▸ TASK INSTRUCTIONS
The required result is a copy of each line below in which "buildings" appears.

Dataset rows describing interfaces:
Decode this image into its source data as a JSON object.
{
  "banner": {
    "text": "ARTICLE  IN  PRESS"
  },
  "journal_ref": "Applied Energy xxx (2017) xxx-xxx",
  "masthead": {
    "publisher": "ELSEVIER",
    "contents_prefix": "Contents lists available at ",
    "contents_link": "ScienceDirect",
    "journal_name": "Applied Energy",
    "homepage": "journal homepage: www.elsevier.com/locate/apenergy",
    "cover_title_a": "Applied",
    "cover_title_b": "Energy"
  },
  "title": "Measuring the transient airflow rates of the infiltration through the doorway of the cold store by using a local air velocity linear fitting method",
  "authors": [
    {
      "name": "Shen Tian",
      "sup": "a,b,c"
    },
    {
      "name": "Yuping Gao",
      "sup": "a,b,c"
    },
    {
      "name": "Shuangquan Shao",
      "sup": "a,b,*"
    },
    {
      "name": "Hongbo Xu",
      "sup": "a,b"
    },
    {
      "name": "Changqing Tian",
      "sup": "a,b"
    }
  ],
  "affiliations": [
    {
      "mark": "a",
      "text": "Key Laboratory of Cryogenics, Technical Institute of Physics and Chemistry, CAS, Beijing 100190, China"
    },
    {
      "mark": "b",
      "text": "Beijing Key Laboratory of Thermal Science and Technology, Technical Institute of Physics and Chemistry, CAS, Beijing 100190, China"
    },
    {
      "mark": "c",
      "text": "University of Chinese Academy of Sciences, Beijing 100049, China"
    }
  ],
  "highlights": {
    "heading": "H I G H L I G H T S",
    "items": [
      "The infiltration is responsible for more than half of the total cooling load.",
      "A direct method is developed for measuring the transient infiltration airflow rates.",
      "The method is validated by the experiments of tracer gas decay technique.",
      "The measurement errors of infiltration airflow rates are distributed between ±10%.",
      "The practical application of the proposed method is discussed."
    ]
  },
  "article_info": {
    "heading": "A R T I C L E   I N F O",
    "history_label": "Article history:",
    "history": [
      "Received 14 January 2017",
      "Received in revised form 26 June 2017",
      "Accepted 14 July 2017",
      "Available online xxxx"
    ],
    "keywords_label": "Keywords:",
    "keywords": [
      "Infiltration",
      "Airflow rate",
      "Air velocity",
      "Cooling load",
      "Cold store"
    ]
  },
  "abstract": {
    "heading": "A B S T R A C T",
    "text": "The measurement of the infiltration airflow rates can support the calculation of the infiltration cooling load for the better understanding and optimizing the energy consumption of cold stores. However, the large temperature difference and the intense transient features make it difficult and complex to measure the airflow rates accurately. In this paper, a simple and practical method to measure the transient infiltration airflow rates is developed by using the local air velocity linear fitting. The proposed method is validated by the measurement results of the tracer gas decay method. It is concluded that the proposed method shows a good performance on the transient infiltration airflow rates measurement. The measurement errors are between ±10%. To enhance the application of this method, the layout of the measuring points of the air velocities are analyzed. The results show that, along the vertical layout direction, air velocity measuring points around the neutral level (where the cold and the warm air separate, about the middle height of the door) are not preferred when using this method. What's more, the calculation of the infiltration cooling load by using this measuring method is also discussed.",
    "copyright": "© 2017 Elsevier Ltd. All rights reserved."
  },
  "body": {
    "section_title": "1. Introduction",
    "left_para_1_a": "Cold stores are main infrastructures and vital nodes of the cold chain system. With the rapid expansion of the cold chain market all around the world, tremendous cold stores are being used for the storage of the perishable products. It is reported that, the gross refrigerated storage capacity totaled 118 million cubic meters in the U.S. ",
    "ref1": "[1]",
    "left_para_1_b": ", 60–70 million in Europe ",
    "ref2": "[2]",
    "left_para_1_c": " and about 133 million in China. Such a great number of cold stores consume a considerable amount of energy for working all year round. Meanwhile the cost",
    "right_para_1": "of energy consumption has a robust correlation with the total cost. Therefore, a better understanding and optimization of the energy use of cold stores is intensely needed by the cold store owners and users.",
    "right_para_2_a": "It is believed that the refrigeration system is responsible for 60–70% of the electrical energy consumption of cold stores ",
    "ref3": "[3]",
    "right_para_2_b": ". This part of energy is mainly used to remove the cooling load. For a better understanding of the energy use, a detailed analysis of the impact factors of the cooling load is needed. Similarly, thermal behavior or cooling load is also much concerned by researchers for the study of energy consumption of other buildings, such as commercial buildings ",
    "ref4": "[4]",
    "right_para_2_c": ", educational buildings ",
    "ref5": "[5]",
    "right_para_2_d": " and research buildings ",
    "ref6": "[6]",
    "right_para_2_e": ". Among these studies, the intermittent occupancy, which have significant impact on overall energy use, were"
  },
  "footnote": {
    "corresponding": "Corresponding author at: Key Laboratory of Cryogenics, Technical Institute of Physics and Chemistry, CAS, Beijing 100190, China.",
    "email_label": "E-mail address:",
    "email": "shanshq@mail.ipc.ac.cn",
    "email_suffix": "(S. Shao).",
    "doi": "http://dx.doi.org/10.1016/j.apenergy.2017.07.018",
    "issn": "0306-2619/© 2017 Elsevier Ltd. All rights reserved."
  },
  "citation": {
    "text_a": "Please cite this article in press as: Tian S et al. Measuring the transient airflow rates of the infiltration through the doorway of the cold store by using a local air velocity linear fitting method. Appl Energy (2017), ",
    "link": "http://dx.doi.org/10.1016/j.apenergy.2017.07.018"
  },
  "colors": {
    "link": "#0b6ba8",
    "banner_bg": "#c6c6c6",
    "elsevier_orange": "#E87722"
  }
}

▸ WRITTEN ANSWER
    "right_para_2_b": ". This part of energy is mainly used to remove the cooling load. For a better understanding of the energy use, a detailed analysis of the impact factors of the cooling load is needed. Similarly, thermal behavior or cooling load is also much concerned by researchers for the study of energy consumption of other buildings, such as commercial buildings ",
    "right_para_2_c": ", educational buildings ",
    "right_para_2_d": " and research buildings ",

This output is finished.